On 16 March 1799, during the Ottoman era, Napoleon had a battle here just north of the village.[6]

In 1859, the population was estimated to be 300, who cultivated 22 feddans of land.[7]

Victor Guérin visited the village in 1863. Transcribing its name as Sendianeh, he notes there are 400 inhabitants and that its name must derive from the Arabic word sendian, meaning "evergreen oak", as these abound on the hills flanking the village.[8]

In 1882, the Palestine Exploration Fund's Survey of Western Palestine described Sindianeh as a "village of moderate size on high ground, with a spring below it, and a cave; it was here that the tunnel of the Cæsarea aqueduct is said to have broken into by women digging for clay".[7]

A population list from about 1887 showed that Al-Sindiyana had about 520 inhabitants; all Muslims.[9]

British Mandate era[edit]

In the 1922 census of Palestine, conducted by the British Mandate authorities, Al Sendianeh had a population of 576; all Muslims,[10] increasing in the 1931 census to 923; 922 Muslim and 1 Jew, in a total of 217 houses.[11]

Al-Sindiyana had an elementary school for boys, which by 1942-1943 had 200 students. The village had numerous springs and wells which provided it with water for both domestic use and irrigation.[12]

In the 1945 statistics it had a population of 1,250 Muslims,[3] with a total of 15,172 dunams of land.[13] Of this, a total of 8,177 dunums of land was allocated to cereals; 225 dunums were irrigated or used for orchards,[14] while 24 dunams were built-up (urban) land.[15]

Post 1948[edit]

In 1992 the village site was described: "The site is fenced in with barbed wire. Scattered piles of stones, the debris of destroyed houses, are visible among thorns, cactuses and fig, olive, and palm trees. The surrounding lands are used by Israelis as a grazing area."[5]

References[edit]

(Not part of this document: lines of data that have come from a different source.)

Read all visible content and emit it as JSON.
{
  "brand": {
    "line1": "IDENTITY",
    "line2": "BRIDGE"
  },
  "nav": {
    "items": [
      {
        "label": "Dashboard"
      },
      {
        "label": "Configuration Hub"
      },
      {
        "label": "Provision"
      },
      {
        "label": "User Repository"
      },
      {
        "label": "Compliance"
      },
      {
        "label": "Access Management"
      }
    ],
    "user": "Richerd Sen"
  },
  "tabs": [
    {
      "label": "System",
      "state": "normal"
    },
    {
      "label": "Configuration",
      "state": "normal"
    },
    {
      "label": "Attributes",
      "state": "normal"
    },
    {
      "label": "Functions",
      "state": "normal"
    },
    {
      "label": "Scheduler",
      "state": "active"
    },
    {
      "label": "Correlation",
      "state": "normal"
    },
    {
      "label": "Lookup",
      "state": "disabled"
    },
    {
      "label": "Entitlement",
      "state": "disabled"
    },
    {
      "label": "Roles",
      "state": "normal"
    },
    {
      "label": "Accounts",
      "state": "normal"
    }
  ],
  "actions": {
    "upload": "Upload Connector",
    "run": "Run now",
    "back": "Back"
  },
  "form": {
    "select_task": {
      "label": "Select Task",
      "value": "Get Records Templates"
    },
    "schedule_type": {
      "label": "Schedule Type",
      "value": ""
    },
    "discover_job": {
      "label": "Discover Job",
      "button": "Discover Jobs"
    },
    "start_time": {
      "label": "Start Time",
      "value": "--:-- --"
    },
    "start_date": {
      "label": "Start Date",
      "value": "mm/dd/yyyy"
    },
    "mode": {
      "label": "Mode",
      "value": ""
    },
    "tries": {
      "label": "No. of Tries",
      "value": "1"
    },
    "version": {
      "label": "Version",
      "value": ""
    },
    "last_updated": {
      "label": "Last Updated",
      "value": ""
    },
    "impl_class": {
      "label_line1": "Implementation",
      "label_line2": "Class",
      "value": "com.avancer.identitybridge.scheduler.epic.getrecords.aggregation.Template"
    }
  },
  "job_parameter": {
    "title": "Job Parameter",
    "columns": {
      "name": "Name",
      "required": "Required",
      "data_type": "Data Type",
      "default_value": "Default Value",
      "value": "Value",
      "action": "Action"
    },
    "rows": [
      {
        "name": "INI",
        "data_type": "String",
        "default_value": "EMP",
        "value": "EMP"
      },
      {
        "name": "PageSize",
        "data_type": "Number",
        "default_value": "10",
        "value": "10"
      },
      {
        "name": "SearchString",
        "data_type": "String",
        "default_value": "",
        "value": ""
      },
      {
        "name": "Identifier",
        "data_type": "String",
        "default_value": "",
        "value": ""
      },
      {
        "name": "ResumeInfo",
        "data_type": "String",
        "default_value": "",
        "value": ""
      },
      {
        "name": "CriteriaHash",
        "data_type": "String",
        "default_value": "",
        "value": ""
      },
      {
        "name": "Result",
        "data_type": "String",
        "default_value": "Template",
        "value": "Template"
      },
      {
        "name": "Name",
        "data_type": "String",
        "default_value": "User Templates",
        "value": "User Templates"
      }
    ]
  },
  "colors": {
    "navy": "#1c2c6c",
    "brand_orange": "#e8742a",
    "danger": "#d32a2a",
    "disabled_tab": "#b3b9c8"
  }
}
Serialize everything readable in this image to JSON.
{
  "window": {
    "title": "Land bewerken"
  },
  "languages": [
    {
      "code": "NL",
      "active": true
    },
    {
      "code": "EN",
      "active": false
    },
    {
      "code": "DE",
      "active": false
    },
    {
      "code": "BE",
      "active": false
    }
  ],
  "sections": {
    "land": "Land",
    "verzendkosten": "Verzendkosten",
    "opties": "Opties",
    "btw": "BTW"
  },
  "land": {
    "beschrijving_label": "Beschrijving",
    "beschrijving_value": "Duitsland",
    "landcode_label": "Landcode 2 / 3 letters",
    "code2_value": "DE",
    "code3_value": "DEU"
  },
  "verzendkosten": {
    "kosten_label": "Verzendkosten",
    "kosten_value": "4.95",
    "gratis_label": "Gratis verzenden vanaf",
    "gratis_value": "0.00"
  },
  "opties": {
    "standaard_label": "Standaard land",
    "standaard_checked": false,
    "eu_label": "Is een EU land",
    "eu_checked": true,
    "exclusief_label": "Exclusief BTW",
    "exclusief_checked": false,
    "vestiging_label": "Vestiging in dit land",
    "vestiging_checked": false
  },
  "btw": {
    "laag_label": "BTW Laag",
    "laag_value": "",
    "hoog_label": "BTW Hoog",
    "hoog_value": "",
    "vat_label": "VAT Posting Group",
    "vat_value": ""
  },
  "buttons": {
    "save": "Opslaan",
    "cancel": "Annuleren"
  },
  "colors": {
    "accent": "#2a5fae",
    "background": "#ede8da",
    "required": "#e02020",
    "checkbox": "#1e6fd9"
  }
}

  1. ^ Khatib et al., 2003, p. 119.
  2. ^ Quercus coccifera, according to Palmer, 1881, p. 153
  3. ^ a b Department of Statistics, 1945, p. 15
  4. ^ Morris, 2004, xviii, village #160
  5. ^ a b Khalidi, 1992, p. 193.
  6. ^ van de Velde, 1854, vol 1, p. 344
  7. ^ a b Conder and Kitchener, 1882, SWP II, p. 43
  8. ^ Guérin, 1875, p. 342.
  9. ^ Schumacher, 1888, p. 179
  10. ^ Barron, 1923, Table XI, Sub-district of Haifa, p.34
  11. ^ Mills, 1932, p. 96
  12. ^ Khalidi, 1992, p. 192
  13. ^ Government of Palestine, Department of Statistics. Village Statistics, April, 1945. Quoted in Hadawi, 1970, p. 49
  14. ^ Government of Palestine, Department of Statistics. Village Statistics, April, 1945. Quoted in Hadawi, 1970, p. 92
  15. ^ Government of Palestine, Department of Statistics. Village Statistics, April, 1945. Quoted in Hadawi, 1970, p. 142

Bibliography[edit]

External links[edit]